appearance already resembled the thin chicness of Holly and her
accent was perfect for the part. I think that perhaps Capote
underrated her talent as an actress. Marilyn Monroe’s real-life
personality may have been more suited to the role than Hepburn’s
but she played the part perfectly.
Capote was most upset with the
changes Paramount made in the screen version of his novel. In
particular with the change of the ending. Instead of a
remembrance of Holly, the narrator ends up convincing Holly to
stay in New York with him by making her realize that, like her
and her cat, they belong to each other. This totally changed the
theme of the story. In the book, Holly is always traveling-searching
for a place to belong, a place she never finds.
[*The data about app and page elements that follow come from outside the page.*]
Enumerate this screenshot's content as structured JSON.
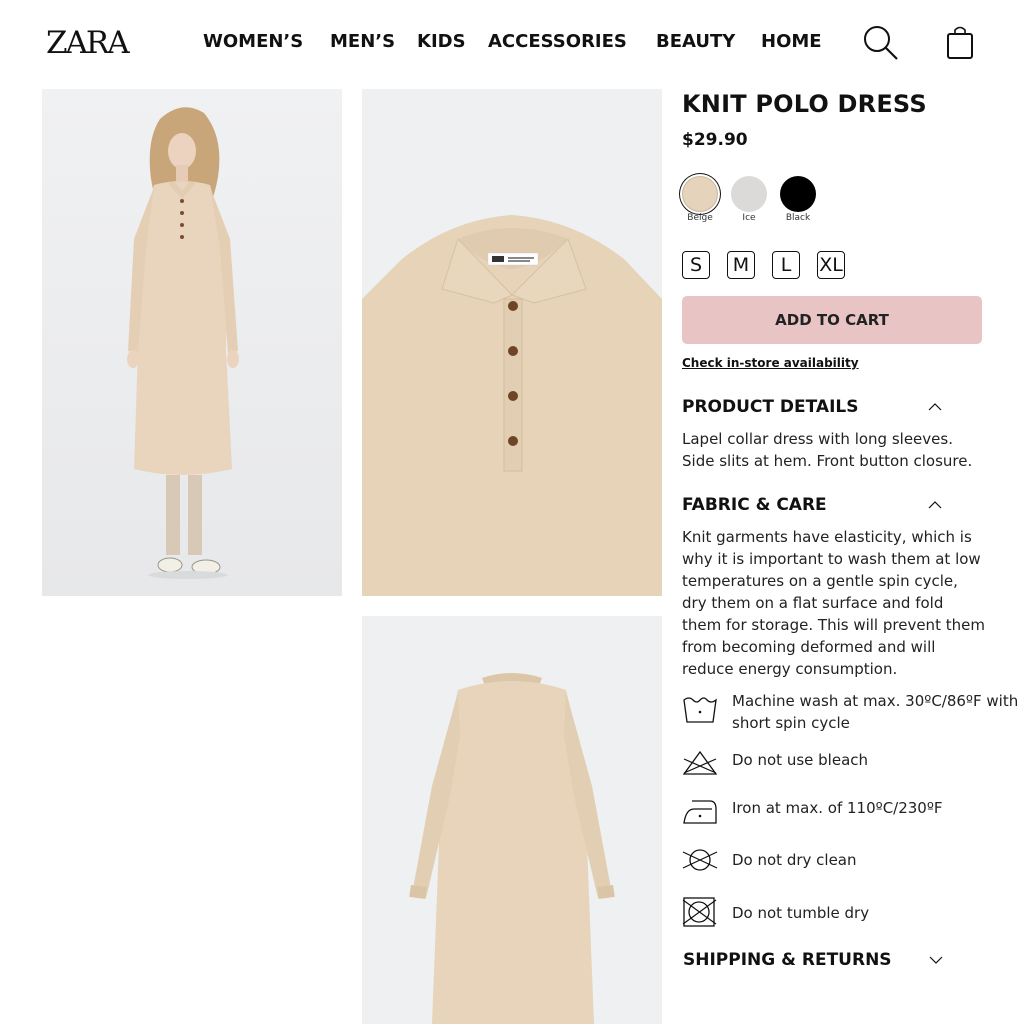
{
  "header": {
    "logo": "ZARA",
    "nav": [
      "WOMEN’S",
      "MEN’S",
      "KIDS",
      "ACCESSORIES",
      "BEAUTY",
      "HOME"
    ],
    "icons": [
      "search-icon",
      "shopping-bag-icon"
    ]
  },
  "gallery": [
    {
      "name": "model-front-photo"
    },
    {
      "name": "collar-detail-photo"
    },
    {
      "name": "back-view-photo"
    }
  ],
  "product": {
    "title": "KNIT POLO DRESS",
    "price": "$29.90",
    "colors": [
      {
        "label": "Beige",
        "hex": "#e5d3bb",
        "selected": true
      },
      {
        "label": "Ice",
        "hex": "#dcdad8",
        "selected": false
      },
      {
        "label": "Black",
        "hex": "#000000",
        "selected": false
      }
    ],
    "sizes": [
      "S",
      "M",
      "L",
      "XL"
    ],
    "add_to_cart": "ADD TO CART",
    "store_link": "Check in-store availability"
  },
  "details": {
    "heading": "PRODUCT DETAILS",
    "text": "Lapel collar dress with long sleeves. Side slits at hem. Front button closure.",
    "expanded": true
  },
  "fabric": {
    "heading": "FABRIC & CARE",
    "text": "Knit garments have elasticity, which is why it is important to wash them at low temperatures on a gentle spin cycle, dry them on a flat surface and fold them for storage. This will prevent them from becoming deformed and will reduce energy consumption.",
    "expanded": true,
    "care": [
      {
        "icon": "wash-tub-icon",
        "text": "Machine wash at max. 30ºC/86ºF with short spin cycle"
      },
      {
        "icon": "no-bleach-icon",
        "text": "Do not use bleach"
      },
      {
        "icon": "iron-icon",
        "text": "Iron at max. of 110ºC/230ºF"
      },
      {
        "icon": "no-dry-clean-icon",
        "text": "Do not dry clean"
      },
      {
        "icon": "no-tumble-dry-icon",
        "text": "Do not tumble dry"
      }
    ]
  },
  "shipping": {
    "heading": "SHIPPING & RETURNS",
    "expanded": false
  }
}
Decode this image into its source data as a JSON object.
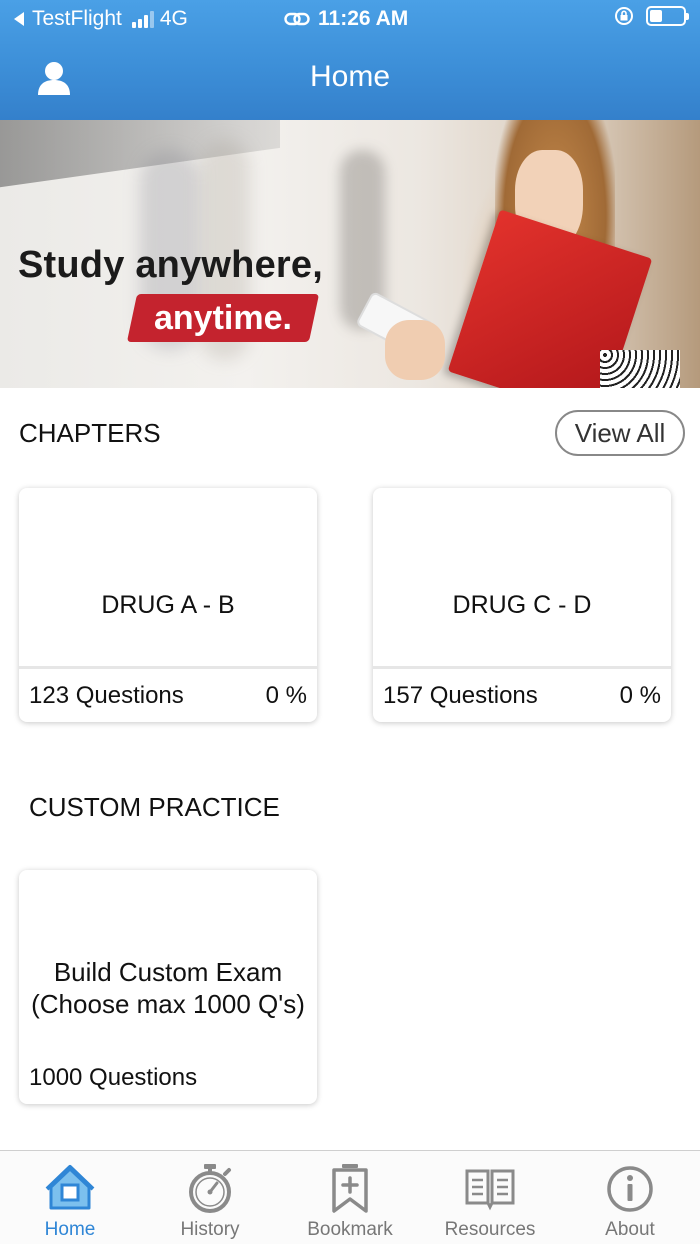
{
  "status_bar": {
    "carrier": "TestFlight",
    "network": "4G",
    "time": "11:26 AM"
  },
  "nav": {
    "title": "Home",
    "profile_icon": "person-icon"
  },
  "banner": {
    "line1": "Study anywhere,",
    "line2": "anytime."
  },
  "chapters": {
    "heading": "CHAPTERS",
    "view_all_label": "View All",
    "items": [
      {
        "title": "DRUG A - B",
        "questions": "123 Questions",
        "progress": "0 %"
      },
      {
        "title": "DRUG C - D",
        "questions": "157 Questions",
        "progress": "0 %"
      }
    ]
  },
  "custom_practice": {
    "heading": "CUSTOM PRACTICE",
    "card": {
      "title_line1": "Build Custom Exam",
      "title_line2": "(Choose max 1000 Q's)",
      "questions": "1000 Questions"
    }
  },
  "tabbar": {
    "items": [
      {
        "label": "Home",
        "icon": "home-icon",
        "active": true
      },
      {
        "label": "History",
        "icon": "stopwatch-icon",
        "active": false
      },
      {
        "label": "Bookmark",
        "icon": "bookmark-icon",
        "active": false
      },
      {
        "label": "Resources",
        "icon": "book-icon",
        "active": false
      },
      {
        "label": "About",
        "icon": "info-icon",
        "active": false
      }
    ]
  },
  "colors": {
    "nav_blue": "#3d8fd8",
    "tab_active": "#2f86d6",
    "banner_red": "#c4232e"
  }
}
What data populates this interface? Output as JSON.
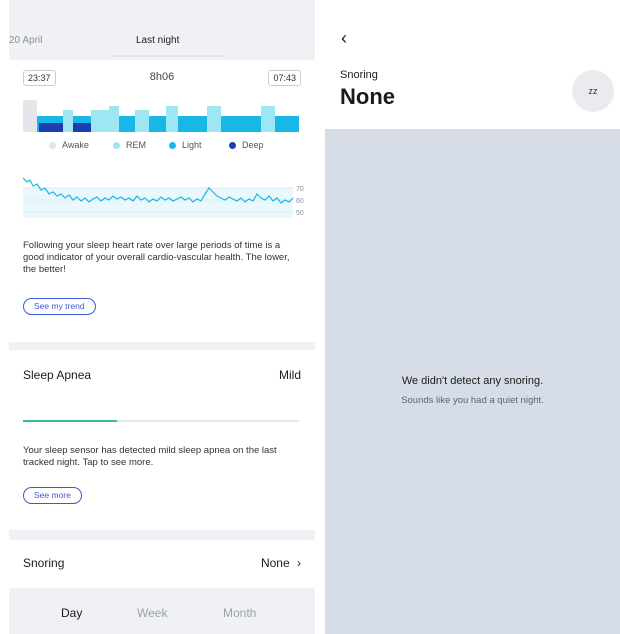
{
  "date_tabs": [
    {
      "label": "20 April",
      "active": false
    },
    {
      "label": "Last night",
      "active": true
    }
  ],
  "sleep": {
    "start_time": "23:37",
    "duration": "8h06",
    "end_time": "07:43",
    "legend": [
      {
        "label": "Awake",
        "color": "#e3e6ea"
      },
      {
        "label": "REM",
        "color": "#9ee6f2"
      },
      {
        "label": "Light",
        "color": "#19b7e6"
      },
      {
        "label": "Deep",
        "color": "#1b3fb0"
      }
    ]
  },
  "hr_chart": {
    "ticks": [
      "70",
      "60",
      "50"
    ],
    "description": "Following your sleep heart rate over large periods of time is a good indicator of your overall cardio-vascular health. The lower, the better!",
    "trend_button": "See my trend"
  },
  "apnea": {
    "title": "Sleep Apnea",
    "value": "Mild",
    "level_fraction": 0.34,
    "description": "Your sleep sensor has detected mild sleep apnea on the last tracked night. Tap to see more.",
    "more_button": "See more"
  },
  "snoring_row": {
    "title": "Snoring",
    "value": "None",
    "chevron": "›"
  },
  "bottom_tabs": [
    {
      "label": "Day",
      "active": true
    },
    {
      "label": "Week",
      "active": false
    },
    {
      "label": "Month",
      "active": false
    }
  ],
  "detail": {
    "back": "‹",
    "label": "Snoring",
    "value": "None",
    "zz_icon": "zz",
    "empty_title": "We didn't detect any snoring.",
    "empty_subtitle": "Sounds like you had a quiet night."
  },
  "colors": {
    "accent": "#3b5bd6",
    "apnea_fill": "#3cc08a",
    "hr_line": "#19b7e6",
    "empty_bg": "#d6dde6"
  }
}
As a whole, the
film translates some of the material from the book elegantly and
word for word some scenes are perfect. Like any film that is
made from a book, the two should be judged by themselves as
separate entities. On its own Breakfast at Tiffany’s is a
wonderful film that has stood the the test of time and remains a
Capote with Marilyn Monroe in El Morroco in 1954. Monroe was
Capote’s choice to play the part of his famous lead character,
Holly Golightly. She was to him, "A beautiful child."
Capote with Audrey Hepburn and her husband Mel Ferrer during the
making of the film.
Clarke, Gerald. Capote: A Biography. New York: Simon and
Maychick, Diana. Audrey Hepburn: An Intimate Portrait. New
York: Carol Publishing Group, 1993.